Problem description: Check each line of the data for "role", and copy the ones that have it.

---------------

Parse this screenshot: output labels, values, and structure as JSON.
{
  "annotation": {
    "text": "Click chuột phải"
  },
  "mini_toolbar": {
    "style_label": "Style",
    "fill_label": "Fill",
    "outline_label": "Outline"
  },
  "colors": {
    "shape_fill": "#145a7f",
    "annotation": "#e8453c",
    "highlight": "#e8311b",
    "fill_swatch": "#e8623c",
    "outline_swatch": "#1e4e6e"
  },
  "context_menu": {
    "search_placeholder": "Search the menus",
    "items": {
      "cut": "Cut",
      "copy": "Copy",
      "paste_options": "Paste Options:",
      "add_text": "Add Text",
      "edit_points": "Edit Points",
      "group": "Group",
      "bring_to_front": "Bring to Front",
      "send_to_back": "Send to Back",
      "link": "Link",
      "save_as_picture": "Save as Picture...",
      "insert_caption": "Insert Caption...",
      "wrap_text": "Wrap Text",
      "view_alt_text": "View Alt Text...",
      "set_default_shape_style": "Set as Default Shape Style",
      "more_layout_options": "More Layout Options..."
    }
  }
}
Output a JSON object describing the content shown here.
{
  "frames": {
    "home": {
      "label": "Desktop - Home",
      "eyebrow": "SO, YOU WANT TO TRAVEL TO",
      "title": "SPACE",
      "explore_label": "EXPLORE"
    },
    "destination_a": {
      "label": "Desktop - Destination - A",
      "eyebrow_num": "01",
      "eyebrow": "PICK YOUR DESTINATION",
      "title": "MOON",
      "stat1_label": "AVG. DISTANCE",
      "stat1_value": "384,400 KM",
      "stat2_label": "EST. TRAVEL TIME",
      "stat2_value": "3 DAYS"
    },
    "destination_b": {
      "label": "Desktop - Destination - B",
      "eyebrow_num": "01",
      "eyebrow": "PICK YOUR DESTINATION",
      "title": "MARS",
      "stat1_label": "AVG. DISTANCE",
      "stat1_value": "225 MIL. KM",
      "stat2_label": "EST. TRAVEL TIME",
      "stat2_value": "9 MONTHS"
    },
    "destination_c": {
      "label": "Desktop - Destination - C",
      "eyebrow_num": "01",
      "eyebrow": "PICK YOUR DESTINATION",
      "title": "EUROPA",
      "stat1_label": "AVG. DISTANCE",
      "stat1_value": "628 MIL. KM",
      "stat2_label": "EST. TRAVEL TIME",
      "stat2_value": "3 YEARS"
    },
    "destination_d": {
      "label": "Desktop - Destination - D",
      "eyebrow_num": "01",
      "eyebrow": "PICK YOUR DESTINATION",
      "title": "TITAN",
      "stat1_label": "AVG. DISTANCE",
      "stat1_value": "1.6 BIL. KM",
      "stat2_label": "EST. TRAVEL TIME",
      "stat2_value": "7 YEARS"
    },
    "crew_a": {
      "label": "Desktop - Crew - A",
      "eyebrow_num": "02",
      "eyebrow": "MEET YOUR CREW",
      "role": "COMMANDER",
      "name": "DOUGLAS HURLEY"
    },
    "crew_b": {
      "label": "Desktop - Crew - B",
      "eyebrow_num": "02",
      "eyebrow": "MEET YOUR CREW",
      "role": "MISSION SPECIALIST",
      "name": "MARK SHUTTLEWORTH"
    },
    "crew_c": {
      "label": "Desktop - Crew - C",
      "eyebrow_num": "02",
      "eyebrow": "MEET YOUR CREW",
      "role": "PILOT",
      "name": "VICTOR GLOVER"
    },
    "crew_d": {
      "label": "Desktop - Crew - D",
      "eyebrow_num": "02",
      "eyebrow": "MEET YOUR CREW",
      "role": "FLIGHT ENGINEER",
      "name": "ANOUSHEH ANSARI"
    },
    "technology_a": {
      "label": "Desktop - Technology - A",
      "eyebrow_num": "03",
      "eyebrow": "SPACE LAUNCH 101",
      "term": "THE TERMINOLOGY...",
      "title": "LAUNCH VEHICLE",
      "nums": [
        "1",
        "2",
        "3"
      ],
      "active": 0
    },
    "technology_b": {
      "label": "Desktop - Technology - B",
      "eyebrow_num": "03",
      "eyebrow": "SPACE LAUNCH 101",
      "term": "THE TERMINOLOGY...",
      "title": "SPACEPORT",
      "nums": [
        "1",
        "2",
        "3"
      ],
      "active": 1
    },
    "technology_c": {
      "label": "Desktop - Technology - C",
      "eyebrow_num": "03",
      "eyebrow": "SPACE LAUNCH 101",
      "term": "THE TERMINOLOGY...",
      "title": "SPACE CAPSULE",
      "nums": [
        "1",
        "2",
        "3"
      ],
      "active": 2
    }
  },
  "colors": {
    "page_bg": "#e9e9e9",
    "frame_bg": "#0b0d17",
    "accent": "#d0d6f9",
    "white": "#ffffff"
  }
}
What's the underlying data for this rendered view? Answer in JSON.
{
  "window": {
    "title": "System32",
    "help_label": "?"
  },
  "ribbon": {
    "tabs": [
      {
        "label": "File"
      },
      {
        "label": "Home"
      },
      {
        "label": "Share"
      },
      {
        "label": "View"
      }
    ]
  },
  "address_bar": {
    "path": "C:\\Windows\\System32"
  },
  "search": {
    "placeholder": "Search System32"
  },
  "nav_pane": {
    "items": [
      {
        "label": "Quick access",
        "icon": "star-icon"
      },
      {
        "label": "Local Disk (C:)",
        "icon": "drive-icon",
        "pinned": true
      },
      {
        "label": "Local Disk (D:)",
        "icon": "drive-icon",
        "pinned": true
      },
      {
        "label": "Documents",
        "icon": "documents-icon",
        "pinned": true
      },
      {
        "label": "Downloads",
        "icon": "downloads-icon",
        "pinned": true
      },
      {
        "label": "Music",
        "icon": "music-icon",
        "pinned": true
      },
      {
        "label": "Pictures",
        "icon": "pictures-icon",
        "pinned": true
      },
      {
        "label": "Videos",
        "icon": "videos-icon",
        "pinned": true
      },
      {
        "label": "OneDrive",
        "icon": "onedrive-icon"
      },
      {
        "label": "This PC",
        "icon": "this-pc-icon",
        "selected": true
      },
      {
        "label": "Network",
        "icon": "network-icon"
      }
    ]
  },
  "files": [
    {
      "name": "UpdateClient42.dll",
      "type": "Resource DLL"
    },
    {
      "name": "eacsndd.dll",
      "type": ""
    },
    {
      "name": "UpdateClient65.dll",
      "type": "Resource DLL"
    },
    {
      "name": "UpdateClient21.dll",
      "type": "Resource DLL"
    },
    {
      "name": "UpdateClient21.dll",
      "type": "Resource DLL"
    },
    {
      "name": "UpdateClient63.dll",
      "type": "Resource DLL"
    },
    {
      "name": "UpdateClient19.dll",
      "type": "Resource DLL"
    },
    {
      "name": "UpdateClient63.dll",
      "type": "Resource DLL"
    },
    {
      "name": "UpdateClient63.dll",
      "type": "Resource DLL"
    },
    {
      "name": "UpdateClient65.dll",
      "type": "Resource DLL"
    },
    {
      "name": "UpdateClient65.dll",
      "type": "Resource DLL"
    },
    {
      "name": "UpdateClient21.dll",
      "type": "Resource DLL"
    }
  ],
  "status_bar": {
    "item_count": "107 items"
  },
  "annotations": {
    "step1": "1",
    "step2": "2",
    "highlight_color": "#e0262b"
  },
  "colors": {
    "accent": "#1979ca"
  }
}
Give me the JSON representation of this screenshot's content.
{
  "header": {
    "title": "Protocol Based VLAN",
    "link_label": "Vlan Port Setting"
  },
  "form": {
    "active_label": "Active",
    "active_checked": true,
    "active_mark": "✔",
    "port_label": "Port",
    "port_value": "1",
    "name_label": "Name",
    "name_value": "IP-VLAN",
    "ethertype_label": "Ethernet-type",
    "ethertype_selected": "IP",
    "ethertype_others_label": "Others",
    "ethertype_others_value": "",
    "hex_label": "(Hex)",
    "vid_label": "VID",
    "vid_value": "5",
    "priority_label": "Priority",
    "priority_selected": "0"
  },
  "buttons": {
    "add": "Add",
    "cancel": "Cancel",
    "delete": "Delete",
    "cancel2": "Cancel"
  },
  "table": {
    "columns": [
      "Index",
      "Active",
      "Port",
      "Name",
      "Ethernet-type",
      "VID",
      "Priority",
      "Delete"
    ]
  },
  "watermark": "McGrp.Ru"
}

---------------

Exercise response:
      "role": "COMMANDER",
      "role": "MISSION SPECIALIST",
      "role": "PILOT",
      "role": "FLIGHT ENGINEER",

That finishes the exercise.